The Right Conditions
In certain portions of our region gravel (or screen) wells can be another excellent option as a pure drinking water source. In fact, gravel wells tend to be very high-yield water wells with many producing dozens of gallons of water per-minute. Areas near significant bodies of water such as lakes tend to nicely support gravel water wells due to the shallow depth to water table.
How We Do It
The first stages of drilling a gravel well are similar to the those of drilling a bedrock well. The difference is that instead of drilling through the overburden and into bedrock, we stop in the overburden when we reach gravel. A stainless steel, slotted screen, coupled to our six inch steel casing is lowered into place. (As with all of our other well equipment, we use only the highest quality materials, in this case Johnson stainless steel screens). The process of well development begins once the screen has been set at the proper depth to draw from an aquifer. Later we test the well recovery rate—how quickly water flows back into the well after use—and measure the well yield (in gallons per-minute).
Experience Has Taught Us
If you’re interested in a gravel well, understand that our decades of drilling in the White Mountains and Lakes regions of New Hampshire and Western Maine have taught us that conditions can vary by neighborhood and even house-to-house. We will only drill a gravel water well if we’re confident that it will be a long-lasting water source.
There’s Always Artesian
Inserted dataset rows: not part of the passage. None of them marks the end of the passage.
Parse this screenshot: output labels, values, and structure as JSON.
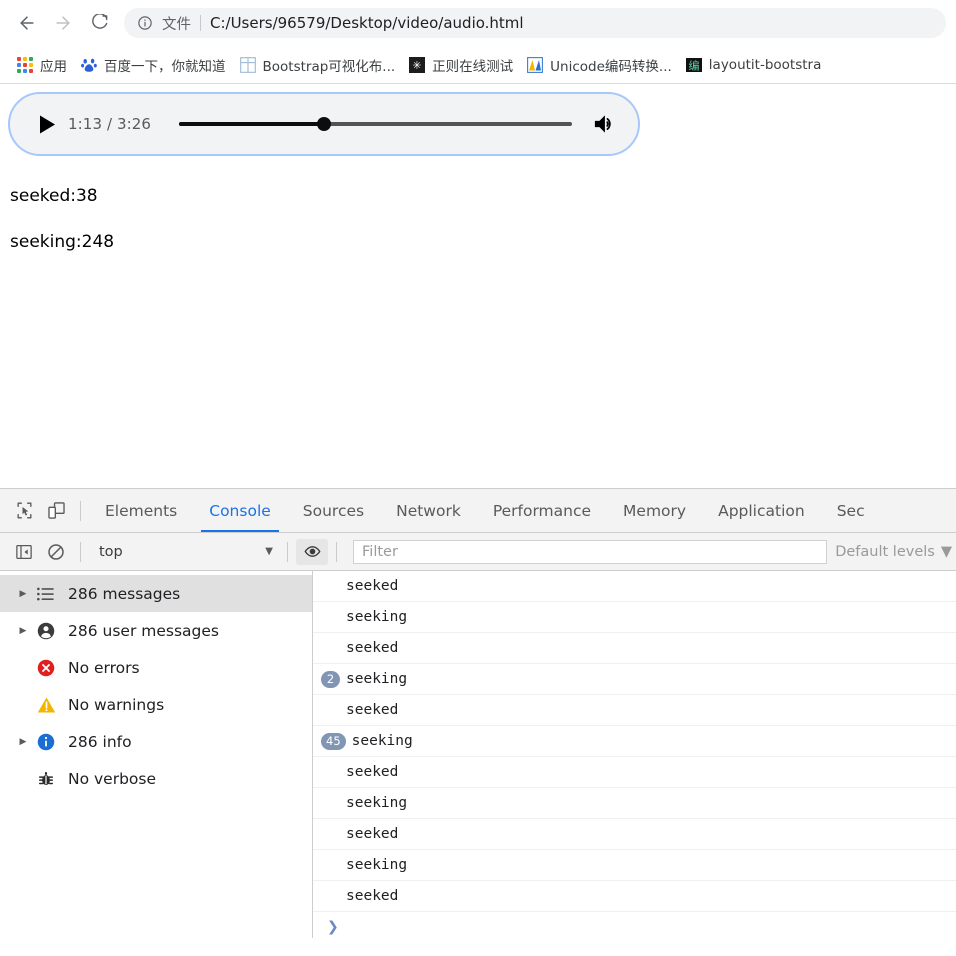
{
  "browser": {
    "nav": {
      "back_label": "back-arrow",
      "forward_label": "forward-arrow",
      "reload_label": "reload"
    },
    "omnibox": {
      "info_icon": "info-circle-icon",
      "scheme_label": "文件",
      "url": "C:/Users/96579/Desktop/video/audio.html"
    },
    "bookmarks": [
      {
        "label": "应用",
        "icon": "apps-grid-icon"
      },
      {
        "label": "百度一下，你就知道",
        "icon": "baidu-icon"
      },
      {
        "label": "Bootstrap可视化布...",
        "icon": "bootstrap-grid-icon"
      },
      {
        "label": "正则在线测试",
        "icon": "regex-icon"
      },
      {
        "label": "Unicode编码转换...",
        "icon": "unicode-icon"
      },
      {
        "label": "layoutit-bootstra",
        "icon": "layoutit-icon"
      }
    ]
  },
  "page": {
    "audio_player": {
      "play_icon": "play-icon",
      "current_time": "1:13",
      "duration": "3:26",
      "time_display": "1:13 / 3:26",
      "progress_percent": 37,
      "volume_icon": "volume-high-icon"
    },
    "lines": [
      "seeked:38",
      "seeking:248"
    ]
  },
  "devtools": {
    "toolbar_icons": {
      "inspect": "inspect-element-icon",
      "device": "device-toolbar-icon"
    },
    "tabs": [
      {
        "label": "Elements",
        "active": false
      },
      {
        "label": "Console",
        "active": true
      },
      {
        "label": "Sources",
        "active": false
      },
      {
        "label": "Network",
        "active": false
      },
      {
        "label": "Performance",
        "active": false
      },
      {
        "label": "Memory",
        "active": false
      },
      {
        "label": "Application",
        "active": false
      },
      {
        "label": "Sec",
        "active": false
      }
    ],
    "console_toolbar": {
      "sidebar_toggle_icon": "console-sidebar-toggle-icon",
      "clear_icon": "clear-console-icon",
      "context_selected": "top",
      "context_caret": "▼",
      "eye_icon": "live-expression-eye-icon",
      "filter_placeholder": "Filter",
      "filter_value": "",
      "levels_label": "Default levels",
      "levels_caret": "▼"
    },
    "sidebar": [
      {
        "label": "286 messages",
        "icon": "list-icon",
        "arrow": true,
        "selected": true
      },
      {
        "label": "286 user messages",
        "icon": "user-icon",
        "arrow": true,
        "selected": false
      },
      {
        "label": "No errors",
        "icon": "error-icon",
        "arrow": false,
        "selected": false
      },
      {
        "label": "No warnings",
        "icon": "warning-icon",
        "arrow": false,
        "selected": false
      },
      {
        "label": "286 info",
        "icon": "info-icon",
        "arrow": true,
        "selected": false
      },
      {
        "label": "No verbose",
        "icon": "verbose-bug-icon",
        "arrow": false,
        "selected": false
      }
    ],
    "messages": [
      {
        "badge": "",
        "text": "seeked"
      },
      {
        "badge": "",
        "text": "seeking"
      },
      {
        "badge": "",
        "text": "seeked"
      },
      {
        "badge": "2",
        "text": "seeking"
      },
      {
        "badge": "",
        "text": "seeked"
      },
      {
        "badge": "45",
        "text": "seeking"
      },
      {
        "badge": "",
        "text": "seeked"
      },
      {
        "badge": "",
        "text": "seeking"
      },
      {
        "badge": "",
        "text": "seeked"
      },
      {
        "badge": "",
        "text": "seeking"
      },
      {
        "badge": "",
        "text": "seeked"
      }
    ],
    "prompt_caret": "❯"
  },
  "colors": {
    "accent": "#1a73e8",
    "focus_ring": "#a8c7fa",
    "badge": "#8196b5",
    "error": "#e02020",
    "warning": "#f2b600",
    "info": "#1a6fd4",
    "toolbar_bg": "#f3f3f3"
  }
}
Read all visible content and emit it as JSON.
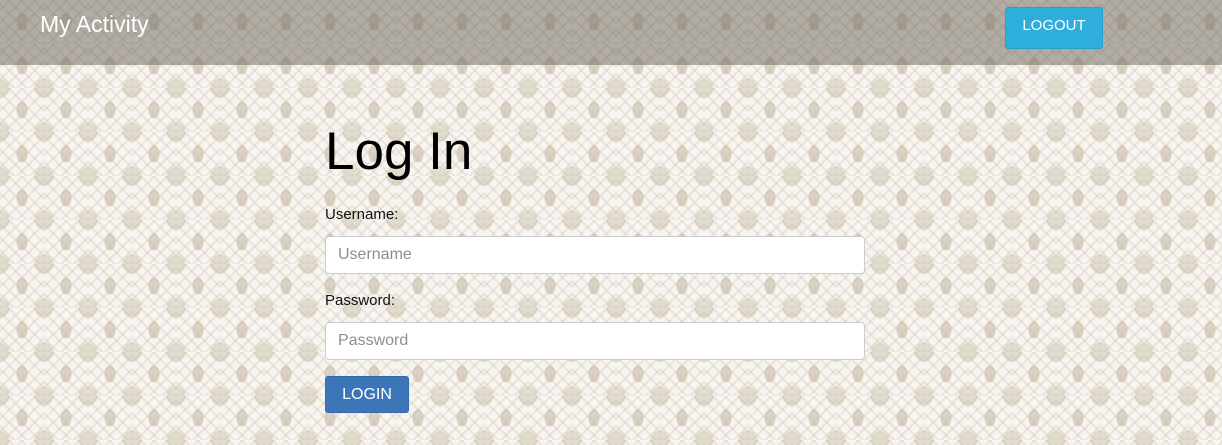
{
  "navbar": {
    "brand": "My Activity",
    "logout_label": "LOGOUT"
  },
  "form": {
    "title": "Log In",
    "username_label": "Username:",
    "username_placeholder": "Username",
    "username_value": "",
    "password_label": "Password:",
    "password_placeholder": "Password",
    "password_value": "",
    "login_label": "LOGIN"
  },
  "colors": {
    "navbar_bg": "#b1aca4",
    "logout_button": "#2eaedc",
    "login_button": "#3d76b8",
    "page_bg": "#f7f5f1"
  }
}
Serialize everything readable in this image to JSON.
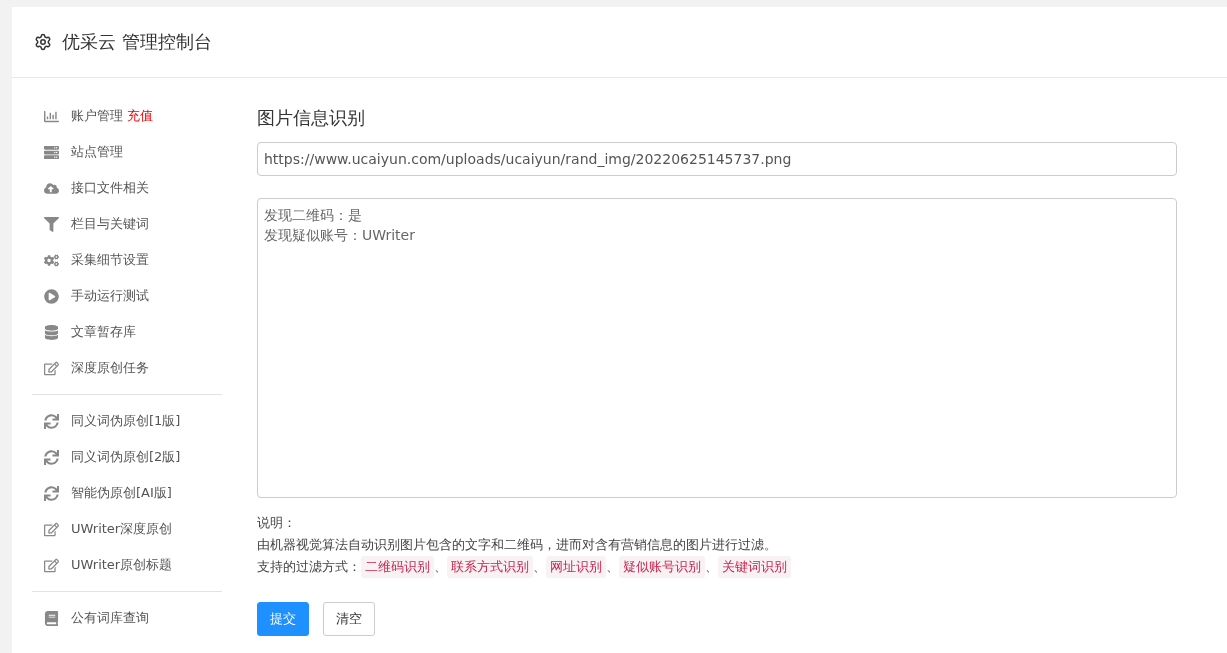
{
  "header": {
    "title": "优采云 管理控制台"
  },
  "sidebar": {
    "groups": [
      {
        "items": [
          {
            "label": "账户管理",
            "badge": "充值"
          },
          {
            "label": "站点管理"
          },
          {
            "label": "接口文件相关"
          },
          {
            "label": "栏目与关键词"
          },
          {
            "label": "采集细节设置"
          },
          {
            "label": "手动运行测试"
          },
          {
            "label": "文章暂存库"
          },
          {
            "label": "深度原创任务"
          }
        ]
      },
      {
        "items": [
          {
            "label": "同义词伪原创[1版]"
          },
          {
            "label": "同义词伪原创[2版]"
          },
          {
            "label": "智能伪原创[AI版]"
          },
          {
            "label": "UWriter深度原创"
          },
          {
            "label": "UWriter原创标题"
          }
        ]
      },
      {
        "items": [
          {
            "label": "公有词库查询"
          }
        ]
      }
    ]
  },
  "main": {
    "title": "图片信息识别",
    "url_field": {
      "value": "https://www.ucaiyun.com/uploads/ucaiyun/rand_img/20220625145737.png"
    },
    "result_box": {
      "lines": [
        "发现二维码：是",
        "发现疑似账号：UWriter"
      ]
    },
    "notes": {
      "label": "说明：",
      "description": "由机器视觉算法自动识别图片包含的文字和二维码，进而对含有营销信息的图片进行过滤。",
      "filters_label": "支持的过滤方式：",
      "separator": "、",
      "filters": [
        "二维码识别",
        "联系方式识别",
        "网址识别",
        "疑似账号识别",
        "关键词识别"
      ]
    },
    "buttons": [
      {
        "label": "提交",
        "kind": "primary"
      },
      {
        "label": "清空",
        "kind": "default"
      }
    ]
  }
}
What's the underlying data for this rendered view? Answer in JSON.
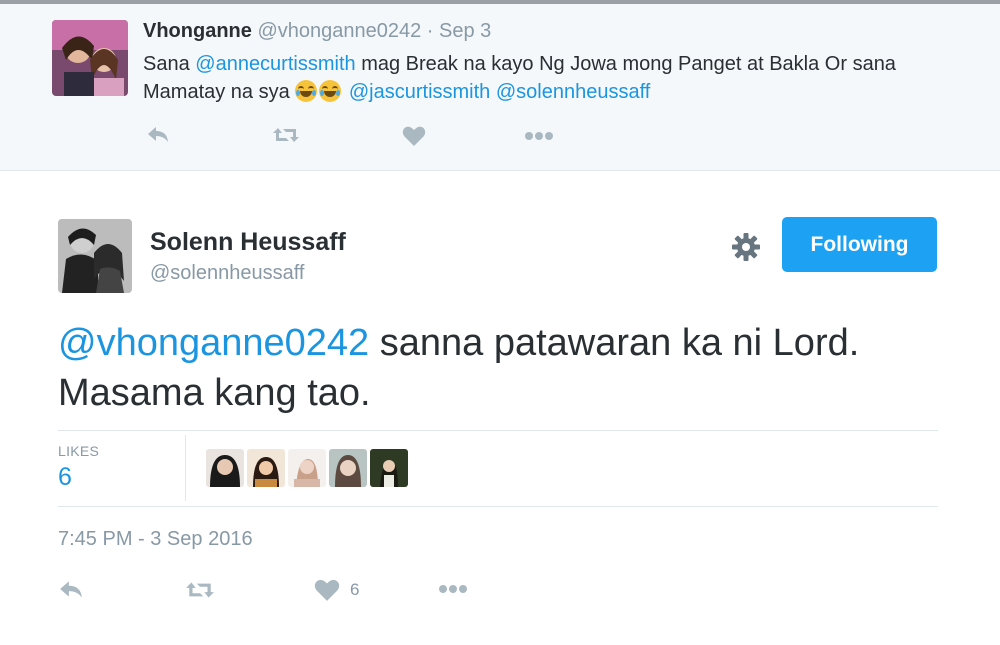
{
  "reply_tweet": {
    "name": "Vhonganne",
    "handle": "@vhonganne0242",
    "separator": "·",
    "date": "Sep 3",
    "text_1": "Sana ",
    "mention_1": "@annecurtissmith",
    "text_2": "  mag Break na kayo Ng Jowa mong Panget at Bakla Or sana Mamatay na sya ",
    "mention_2": "@jascurtissmith",
    "mention_3": "@solennheussaff",
    "emoji": [
      "face-with-tears-of-joy",
      "face-with-tears-of-joy"
    ],
    "actions": [
      "reply-icon",
      "retweet-icon",
      "like-icon",
      "more-icon"
    ]
  },
  "main_tweet": {
    "name": "Solenn Heussaff",
    "handle": "@solennheussaff",
    "follow_label": "Following",
    "mention": "@vhonganne0242",
    "text": " sanna patawaran ka ni Lord. Masama kang tao.",
    "likes_label": "LIKES",
    "likes_count": "6",
    "liker_count": 5,
    "timestamp": "7:45 PM - 3 Sep 2016",
    "action_like_count": "6",
    "actions": [
      "reply-icon",
      "retweet-icon",
      "like-icon",
      "more-icon"
    ]
  },
  "colors": {
    "link": "#1b95e0",
    "follow_button": "#1da1f2",
    "muted": "#8899a6",
    "icon": "#aab8c2",
    "reply_bg": "#f5f8fa"
  }
}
In some cases, after we begin attempting a gravel water well we determine that the makeup of the overburden is not conducive to such a water well. In such cases, we consult with the property owner concerning an alternate location on the property or simply continuing drilling in the same borehole to create an Artesian bedrock well.